From the start, my kayaking goals were pretty simple: get exercise, take photographs, and potentially bring along a dog. I had neither the delusion nor the desire of white-water or ocean adventuring. I wanted a sit-on-top style kayak as opposed to a traditional sit-inside for several reasons: easy re-entry if capsized, virtually impossible to sink, very little water bail-out needed, extra room for a dog and/or photography gear, and of course, sunshine on my pale, pasty legs. After much research, the Perception Tribe 9.5 got great reviews, was in my desired price range, and was available in the pretty colors that I deem essential. Does it have a cup holder, you may ask? Oh yes.
Logan struggled a bit more with his choice between a sit-inside or a sit-on-top. He was hoping for a more versatile option that would let him paddle through faster moving waters as well as one that offered additional storage and accessory options for fishing. He researched many models but wound up debating between the Pescador 10 and the Pescador 12.5 Pro (more bells and whistles). Ultimately, the Pro went on sale at our local sporting goods store and Logan was able to get the fancier boat for the price of the basic model. Score! It was only after we purchased the boats that we discovered that boats over 10 feet long (even non-motorized ones) must be registered and licensed in the state of Minnesota. While that was unfortunate for Logan’s 12.5 foot monster, thankfully the registration fee was minimal and lasts for three years.
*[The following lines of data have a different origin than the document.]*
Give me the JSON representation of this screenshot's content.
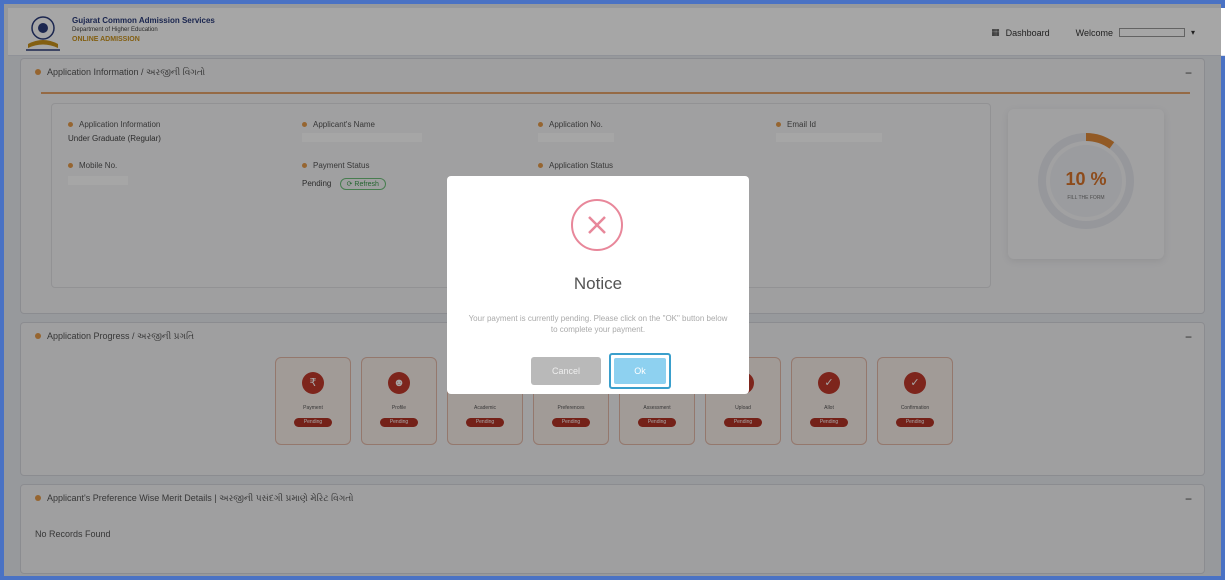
{
  "header": {
    "org_title": "Gujarat Common Admission Services",
    "org_sub": "Department of Higher Education",
    "org_tag": "ONLINE ADMISSION",
    "dashboard_label": "Dashboard",
    "welcome_label": "Welcome"
  },
  "app_info": {
    "section_title": "Application Information / અરજીની વિગતો",
    "fields": {
      "application_information_label": "Application Information",
      "application_information_value": "Under Graduate (Regular)",
      "applicant_name_label": "Applicant's Name",
      "application_no_label": "Application No.",
      "email_label": "Email Id",
      "mobile_label": "Mobile No.",
      "payment_status_label": "Payment Status",
      "payment_status_value": "Pending",
      "refresh_label": "Refresh",
      "application_status_label": "Application Status"
    },
    "progress": {
      "percent_text": "10 %",
      "caption": "FILL THE FORM",
      "value": 0.1
    }
  },
  "app_progress": {
    "section_title": "Application Progress / અરજીની પ્રગતિ",
    "steps": [
      {
        "label": "Payment",
        "status": "Pending",
        "icon": "rupee-icon"
      },
      {
        "label": "Profile",
        "status": "Pending",
        "icon": "user-icon"
      },
      {
        "label": "Academic",
        "status": "Pending",
        "icon": "check-icon"
      },
      {
        "label": "Preferences",
        "status": "Pending",
        "icon": "check-icon"
      },
      {
        "label": "Assessment",
        "status": "Pending",
        "icon": "check-icon"
      },
      {
        "label": "Upload",
        "status": "Pending",
        "icon": "check-icon"
      },
      {
        "label": "Allot",
        "status": "Pending",
        "icon": "check-icon"
      },
      {
        "label": "Confirmation",
        "status": "Pending",
        "icon": "check-icon"
      }
    ]
  },
  "preference": {
    "section_title": "Applicant's Preference Wise Merit Details | અરજીની પસંદગી પ્રમાણે મેરિટ વિગતો",
    "empty_text": "No Records Found"
  },
  "modal": {
    "title": "Notice",
    "message": "Your payment is currently pending. Please click on the \"OK\" button below to complete your payment.",
    "cancel_label": "Cancel",
    "ok_label": "Ok"
  },
  "colors": {
    "accent_orange": "#e69c4a",
    "step_red": "#c0392b",
    "modal_ok_blue": "#8ed1f0",
    "error_pink": "#e8879a",
    "frame_blue": "#4a72c4"
  }
}
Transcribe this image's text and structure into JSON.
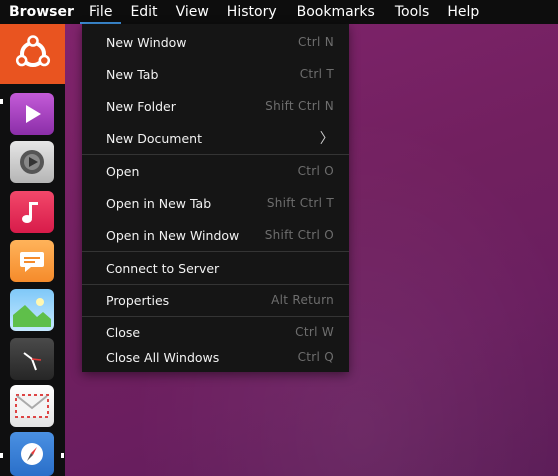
{
  "menubar": {
    "app_title": "Browser",
    "menus": [
      "File",
      "Edit",
      "View",
      "History",
      "Bookmarks",
      "Tools",
      "Help"
    ],
    "active_menu": "File"
  },
  "file_menu": {
    "items": [
      {
        "label": "New Window",
        "shortcut": "Ctrl  N"
      },
      {
        "label": "New Tab",
        "shortcut": "Ctrl  T"
      },
      {
        "label": "New Folder",
        "shortcut": "Shift  Ctrl  N"
      },
      {
        "label": "New Document",
        "shortcut": "〉"
      },
      {
        "label": "Open",
        "shortcut": "Ctrl  O"
      },
      {
        "label": "Open in New Tab",
        "shortcut": "Shift  Ctrl  T"
      },
      {
        "label": "Open in New Window",
        "shortcut": "Shift  Ctrl  O"
      },
      {
        "label": "Connect to Server",
        "shortcut": ""
      },
      {
        "label": "Properties",
        "shortcut": "Alt  Return"
      },
      {
        "label": "Close",
        "shortcut": "Ctrl  W"
      },
      {
        "label": "Close All Windows",
        "shortcut": "Ctrl  Q"
      }
    ]
  },
  "launcher": {
    "apps": [
      "ubuntu-logo",
      "video-player",
      "system-settings",
      "music",
      "messaging",
      "photos",
      "clock",
      "mail",
      "browser"
    ]
  },
  "colors": {
    "accent_underline": "#3d8fd9",
    "ubuntu_orange": "#e95420",
    "desktop": "#6e1f62",
    "menu_bg": "#151515"
  }
}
When purchasing gear, we erred on the side of being over prepared rather than under prepared, so we definitely bought more accessories than we ‘needed.’ However, we have since decided that those extra luxuries made the whole experience even more enjoyable, so we don’t feel too guilty. We purchased our gear slowly over the winter so that we could be fully equipped as soon as the lakes thawed. This allowed us to take full advantage of the season as well as spread out the financial burden, rather than taking one giant hit.
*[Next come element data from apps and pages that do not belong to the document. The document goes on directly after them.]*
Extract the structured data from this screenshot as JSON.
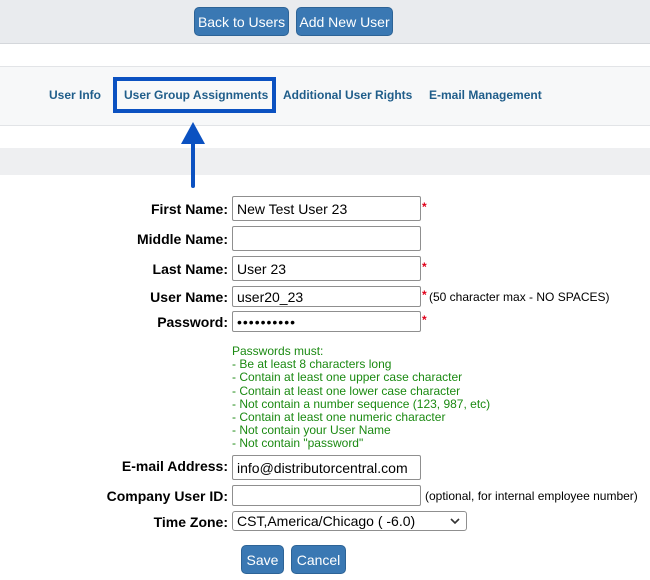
{
  "toolbar": {
    "back_label": "Back to Users",
    "add_label": "Add New User"
  },
  "tabs": [
    {
      "label": "User Info"
    },
    {
      "label": "User Group Assignments"
    },
    {
      "label": "Additional User Rights"
    },
    {
      "label": "E-mail Management"
    }
  ],
  "form": {
    "first_name": {
      "label": "First Name:",
      "value": "New Test User 23"
    },
    "middle_name": {
      "label": "Middle Name:",
      "value": ""
    },
    "last_name": {
      "label": "Last Name:",
      "value": "User 23"
    },
    "user_name": {
      "label": "User Name:",
      "value": "user20_23",
      "hint": "(50 character max - NO SPACES)"
    },
    "password": {
      "label": "Password:",
      "value": "••••••••••"
    },
    "required_mark": "*",
    "password_rules": [
      "Passwords must:",
      "- Be at least 8 characters long",
      "- Contain at least one upper case character",
      "- Contain at least one lower case character",
      "- Not contain a number sequence (123, 987, etc)",
      "- Contain at least one numeric character",
      "- Not contain your User Name",
      "- Not contain \"password\""
    ],
    "email": {
      "label": "E-mail Address:",
      "value": "info@distributorcentral.com"
    },
    "company_user_id": {
      "label": "Company User ID:",
      "value": "",
      "hint": "(optional, for internal employee number)"
    },
    "time_zone": {
      "label": "Time Zone:",
      "value": "CST,America/Chicago ( -6.0)"
    }
  },
  "actions": {
    "save_label": "Save",
    "cancel_label": "Cancel"
  },
  "colors": {
    "button": "#3a78b3",
    "tab_text": "#1f5d8a",
    "highlight": "#0b51c1",
    "required": "#e0001a",
    "rules_text": "#1b8a12"
  }
}
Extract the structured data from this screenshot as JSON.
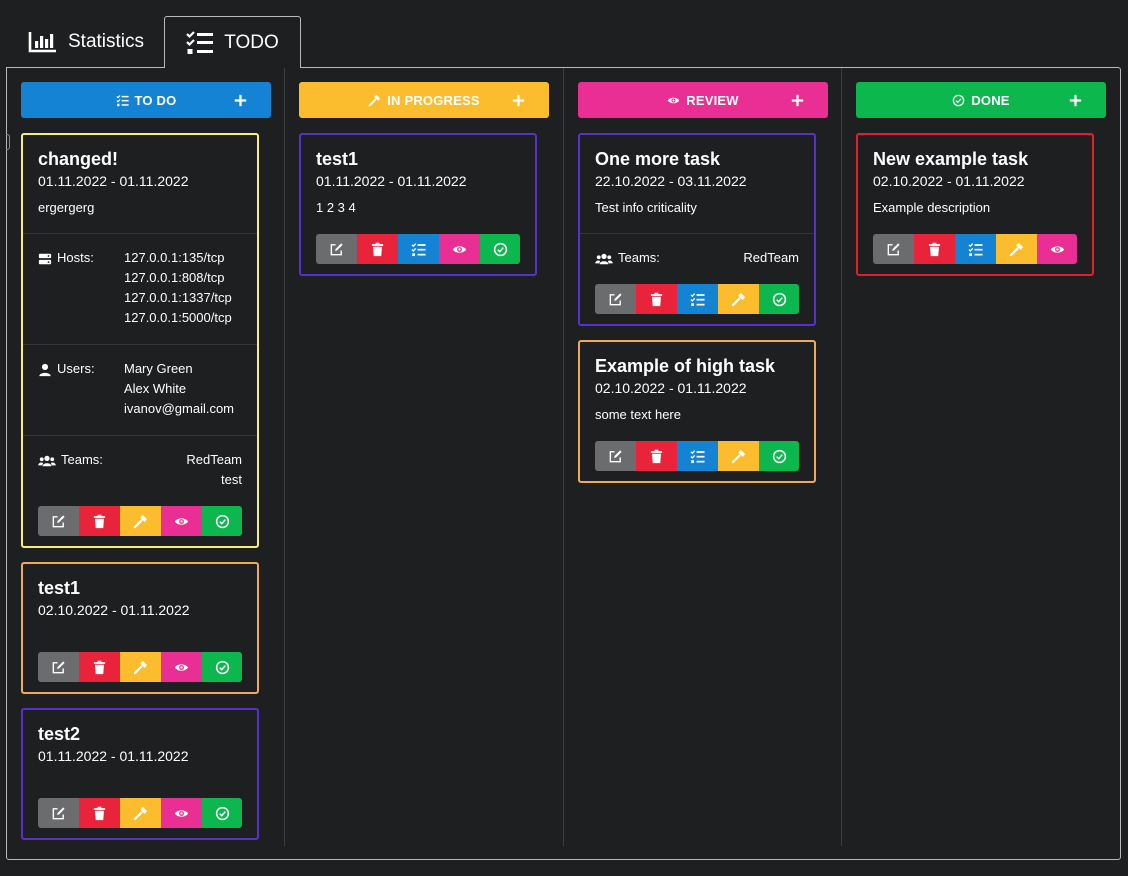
{
  "tabs": [
    {
      "label": "Statistics",
      "icon": "bar-chart-icon"
    },
    {
      "label": "TODO",
      "icon": "task-list-icon",
      "active": true
    }
  ],
  "colors": {
    "todo": "#1583d4",
    "in_progress": "#fbbc2e",
    "review": "#ea2f94",
    "done": "#0cb74e",
    "edit": "#6b6c6e",
    "delete": "#e8233a",
    "border_high": "#f6ee7a",
    "border_medium": "#f0a95c",
    "border_low": "#5a2fd0",
    "border_critical": "#e0202f"
  },
  "columns": [
    {
      "key": "todo",
      "title": "TO DO",
      "icon": "task-list-icon",
      "add_label": "+",
      "cards": [
        {
          "title": "changed!",
          "dates": "01.11.2022 - 01.11.2022",
          "desc": "ergergerg",
          "border": "border_high",
          "hosts": [
            "127.0.0.1:135/tcp",
            "127.0.0.1:808/tcp",
            "127.0.0.1:1337/tcp",
            "127.0.0.1:5000/tcp"
          ],
          "users": [
            "Mary Green",
            "Alex White",
            "ivanov@gmail.com"
          ],
          "teams": [
            "RedTeam",
            "test"
          ],
          "actions": [
            "edit",
            "delete",
            "in_progress",
            "review",
            "done"
          ]
        },
        {
          "title": "test1",
          "dates": "02.10.2022 - 01.11.2022",
          "desc": "",
          "border": "border_medium",
          "actions": [
            "edit",
            "delete",
            "in_progress",
            "review",
            "done"
          ]
        },
        {
          "title": "test2",
          "dates": "01.11.2022 - 01.11.2022",
          "desc": "",
          "border": "border_low",
          "actions": [
            "edit",
            "delete",
            "in_progress",
            "review",
            "done"
          ]
        }
      ]
    },
    {
      "key": "in_progress",
      "title": "IN PROGRESS",
      "icon": "hammer-icon",
      "add_label": "+",
      "cards": [
        {
          "title": "test1",
          "dates": "01.11.2022 - 01.11.2022",
          "desc": "1 2 3 4",
          "border": "border_low",
          "actions": [
            "edit",
            "delete",
            "todo",
            "review",
            "done"
          ]
        }
      ]
    },
    {
      "key": "review",
      "title": "REVIEW",
      "icon": "eye-icon",
      "add_label": "+",
      "cards": [
        {
          "title": "One more task",
          "dates": "22.10.2022 - 03.11.2022",
          "desc": "Test info criticality",
          "border": "border_low",
          "teams": [
            "RedTeam"
          ],
          "actions": [
            "edit",
            "delete",
            "todo",
            "in_progress",
            "done"
          ]
        },
        {
          "title": "Example of high task",
          "dates": "02.10.2022 - 01.11.2022",
          "desc": "some text here",
          "border": "border_medium",
          "actions": [
            "edit",
            "delete",
            "todo",
            "in_progress",
            "done"
          ]
        }
      ]
    },
    {
      "key": "done",
      "title": "DONE",
      "icon": "check-circle-icon",
      "add_label": "+",
      "cards": [
        {
          "title": "New example task",
          "dates": "02.10.2022 - 01.11.2022",
          "desc": "Example description",
          "border": "border_critical",
          "actions": [
            "edit",
            "delete",
            "todo",
            "in_progress",
            "review"
          ]
        }
      ]
    }
  ],
  "labels": {
    "hosts": "Hosts:",
    "users": "Users:",
    "teams": "Teams:"
  }
}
- Personal Flotation Devices (PFD’s) – Don’t get cocky here. You may be a strong swimmer, but if you capsize in freezing water and your boat knocks you in the back of the head, it doesn’t matter how strong of a swimmer you are.
- Paddle Leashes – Protect your investment (more on this later).
- Scupper Plugs – Their necessity is still being debated and may warrant a future blog post.
- Dry Bags – To protect your car keys, cell phone, and more from the water.
- Wetsuit Bottoms – When Logan first suggested these as a “need” I thought it was a ridiculous and extravagant expense; however, after kayaking in freezing water, they proved to be a luxurious comfort. Plus, they do great things for your booty! So, Logan, I officially and publicly take it back!
- Rash Guards – Basically a long sleeve swimming t-shirt to prevent sunburn and chafing. Again, definitely not a necessity, but nice to have.
- Water Booties – Something you can wear from the car, straight into the water and boat with good gripping soles.
- Car Kayak Rack – Necessary but unfortunately very expensive (especially considering neither of us had factory installed rails on our cars).
- Paddles – Your body + paddle = engine of your kayak. Our research said that a lighter paddle will mean less arm fatigue and therefore more time on the water. So if you capsize, you don’t want that expensive piece of equipment floating away, hence the necessity of the paddle leash mentioned above. We splurged on quality carbon and fiberglass paddles weighing less than 2 pounds each.
Once fully equipped, we waited patiently for spring…